WASHINGTON U.S. President Donald Trump's tax-cut plan will generate growth, but not nearly enough to replace trillions of dollars in lost revenues, while rising deficits could even take back some of the economic gains, fiscal experts said on Wednesday.
Core principles of the plan, unveiled on Wednesday, rely heavily on so-called "dynamic scoring," a budget analysis method that assumes tax cuts will boost economic activity, thus generating more revenues.
Such assumptions have been at the heart of Republican tax orthodoxy since Ronald Reagan used them to justify massive tax cuts in 1981 that were derided at the time by critics as "voodoo economics."
On Wednesday, Treasury Secretary Steven Mnuchin said Trump's plan would "pay for itself with growth" and closing of some deductions and credits.
From the details released so far, Maya MacGuineas, who heads the Committee for a Responsible Federal Budget (CRFB), said the plan could add $3 trillion to more than $5 trillion to the federal deficit over five years.

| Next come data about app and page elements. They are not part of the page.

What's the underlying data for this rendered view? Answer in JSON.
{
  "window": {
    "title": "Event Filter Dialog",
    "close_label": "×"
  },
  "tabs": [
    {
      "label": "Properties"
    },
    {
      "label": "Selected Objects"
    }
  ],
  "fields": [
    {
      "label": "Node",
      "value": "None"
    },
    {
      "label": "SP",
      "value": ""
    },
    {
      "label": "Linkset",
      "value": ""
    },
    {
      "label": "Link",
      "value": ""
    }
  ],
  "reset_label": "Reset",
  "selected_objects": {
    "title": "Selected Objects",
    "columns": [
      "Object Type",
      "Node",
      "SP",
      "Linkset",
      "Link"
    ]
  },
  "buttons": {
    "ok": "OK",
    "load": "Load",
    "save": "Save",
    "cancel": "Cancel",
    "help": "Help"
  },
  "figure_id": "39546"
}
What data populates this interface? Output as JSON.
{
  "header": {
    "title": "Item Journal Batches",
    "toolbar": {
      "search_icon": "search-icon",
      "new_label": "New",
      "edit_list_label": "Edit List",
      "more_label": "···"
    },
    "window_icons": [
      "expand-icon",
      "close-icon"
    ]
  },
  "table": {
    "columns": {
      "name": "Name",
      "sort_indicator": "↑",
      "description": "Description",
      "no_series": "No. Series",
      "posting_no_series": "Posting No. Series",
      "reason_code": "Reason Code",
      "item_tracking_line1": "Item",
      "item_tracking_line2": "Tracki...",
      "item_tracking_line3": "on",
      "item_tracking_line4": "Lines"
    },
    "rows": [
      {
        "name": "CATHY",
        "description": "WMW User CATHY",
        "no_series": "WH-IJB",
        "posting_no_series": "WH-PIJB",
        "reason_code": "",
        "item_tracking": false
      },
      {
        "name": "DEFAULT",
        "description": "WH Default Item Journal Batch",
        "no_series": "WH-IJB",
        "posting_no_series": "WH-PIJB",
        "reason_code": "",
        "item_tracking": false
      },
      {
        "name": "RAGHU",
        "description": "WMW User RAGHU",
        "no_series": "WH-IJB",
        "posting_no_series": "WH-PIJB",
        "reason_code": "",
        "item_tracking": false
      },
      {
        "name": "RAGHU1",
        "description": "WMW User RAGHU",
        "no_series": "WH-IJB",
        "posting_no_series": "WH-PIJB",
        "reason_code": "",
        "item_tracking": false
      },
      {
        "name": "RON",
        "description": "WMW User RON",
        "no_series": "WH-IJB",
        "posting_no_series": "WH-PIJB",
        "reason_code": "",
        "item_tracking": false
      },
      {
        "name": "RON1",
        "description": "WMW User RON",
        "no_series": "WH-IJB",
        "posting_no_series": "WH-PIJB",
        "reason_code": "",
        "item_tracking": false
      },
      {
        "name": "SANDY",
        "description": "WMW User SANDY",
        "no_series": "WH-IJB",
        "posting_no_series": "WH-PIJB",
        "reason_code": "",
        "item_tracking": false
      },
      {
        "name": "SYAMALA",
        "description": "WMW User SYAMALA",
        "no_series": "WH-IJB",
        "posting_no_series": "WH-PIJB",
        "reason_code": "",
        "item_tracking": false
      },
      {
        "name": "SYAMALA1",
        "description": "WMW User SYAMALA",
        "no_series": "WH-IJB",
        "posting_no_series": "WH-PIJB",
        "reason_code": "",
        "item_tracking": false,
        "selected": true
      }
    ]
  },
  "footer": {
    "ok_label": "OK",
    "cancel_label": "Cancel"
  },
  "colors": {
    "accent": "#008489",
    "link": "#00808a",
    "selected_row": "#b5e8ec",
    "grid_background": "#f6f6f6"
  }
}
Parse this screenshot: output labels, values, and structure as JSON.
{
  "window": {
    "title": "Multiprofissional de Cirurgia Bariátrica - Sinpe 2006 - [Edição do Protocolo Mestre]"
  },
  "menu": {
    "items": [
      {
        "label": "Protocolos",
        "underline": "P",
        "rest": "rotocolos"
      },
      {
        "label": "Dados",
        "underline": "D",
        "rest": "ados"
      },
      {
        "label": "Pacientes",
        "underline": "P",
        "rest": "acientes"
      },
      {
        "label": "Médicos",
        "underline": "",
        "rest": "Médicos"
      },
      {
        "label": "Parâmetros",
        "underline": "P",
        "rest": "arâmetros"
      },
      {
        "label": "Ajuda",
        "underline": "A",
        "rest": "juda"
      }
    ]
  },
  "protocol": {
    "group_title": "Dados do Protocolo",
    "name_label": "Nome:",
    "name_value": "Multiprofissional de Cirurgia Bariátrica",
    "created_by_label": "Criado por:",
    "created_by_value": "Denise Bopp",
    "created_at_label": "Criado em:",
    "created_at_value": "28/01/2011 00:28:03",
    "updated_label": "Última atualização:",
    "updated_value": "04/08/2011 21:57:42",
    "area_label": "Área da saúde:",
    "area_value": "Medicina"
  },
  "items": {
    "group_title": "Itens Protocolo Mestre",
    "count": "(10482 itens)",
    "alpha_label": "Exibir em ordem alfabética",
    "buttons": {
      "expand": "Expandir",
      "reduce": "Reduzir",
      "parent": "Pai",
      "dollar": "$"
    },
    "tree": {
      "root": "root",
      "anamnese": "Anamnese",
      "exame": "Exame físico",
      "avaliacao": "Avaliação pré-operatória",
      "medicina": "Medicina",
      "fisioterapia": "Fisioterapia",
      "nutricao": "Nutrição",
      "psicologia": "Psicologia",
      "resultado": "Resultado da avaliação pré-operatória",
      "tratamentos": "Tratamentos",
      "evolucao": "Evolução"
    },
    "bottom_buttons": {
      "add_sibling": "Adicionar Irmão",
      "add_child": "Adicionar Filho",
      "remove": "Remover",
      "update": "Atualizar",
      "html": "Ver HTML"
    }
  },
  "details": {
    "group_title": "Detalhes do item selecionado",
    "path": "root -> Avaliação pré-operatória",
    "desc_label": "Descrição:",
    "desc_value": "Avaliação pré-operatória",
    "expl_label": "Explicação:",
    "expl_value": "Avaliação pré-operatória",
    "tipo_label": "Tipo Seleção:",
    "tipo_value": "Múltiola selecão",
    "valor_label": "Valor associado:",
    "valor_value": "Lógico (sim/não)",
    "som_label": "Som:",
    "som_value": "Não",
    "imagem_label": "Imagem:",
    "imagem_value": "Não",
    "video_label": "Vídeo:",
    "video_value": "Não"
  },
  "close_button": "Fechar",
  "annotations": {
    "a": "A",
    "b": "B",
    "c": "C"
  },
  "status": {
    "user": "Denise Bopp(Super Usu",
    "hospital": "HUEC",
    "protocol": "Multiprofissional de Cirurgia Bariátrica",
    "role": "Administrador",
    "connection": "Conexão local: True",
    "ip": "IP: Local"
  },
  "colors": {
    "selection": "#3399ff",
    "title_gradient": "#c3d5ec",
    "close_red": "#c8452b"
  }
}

"No credible dynamic score is going to show that this bill is paid for," MacGuineas said. "The growth effects, which are real and important, add decimals of percentage points to growth, not full percentage points."
Her budget watchdog group estimates that to pay for the plan, U.S. growth would need to be sustained at 4.5 percent annually, a level not seen on a sustained basis since the late 1960s and early 1970s.
Mnuchin has said that he expects the plan to boost sustained U.S. growth above 3 percent, but CRFB estimates that even this level would require massive increases in productivity and that a rapidly retiring baby-boom generation is working against high growth rates.
Doug Elmendorf, former director of the Congressional Budget Office, one of the agencies that provides cost estimates for legislation, said he sees little chance of Congress finding "politically acceptable" offsets to pay for the plan, and the rise in borrowing could work against Trump's goals.
"The resulting increase of the deficit will have a dampening effect on the economic activity that will offset at least part of the stimulative effects of lower tax rates," said Elemendorf, now dean of Harvard University's John F. Kennedy School of Government.
The higher federal debt load will "crowd out" capital for private use, dampening economic activity in the long run, Elmendorf said.
Republicans in Congress are hoping to use budget procedural rules that allow a 51-vote threshold in the Senate to pass tax reform, which would limit the cuts to 10 years.
But if the plan creates deficits in the years beyond the first decade, it could also run afoul of another procedural rule that could require 60 votes in the Senate.
Tax cuts that expire in a decade could cause another U.S. fiscal crisis like the one in 2012, when tax cuts passed under George W. Bush expired.
"What the Trump Administration has proposed is not permanent tax reform, but a ten-year tax cut and the creation of the most phenomenal fiscal cliff ever in 2028," Chris Krueger, a political analyst at Cowen and Co in Washington, said in a note to clients.
(Reporting by David Lawder; Editing by David Chance and Jonathan Oatis)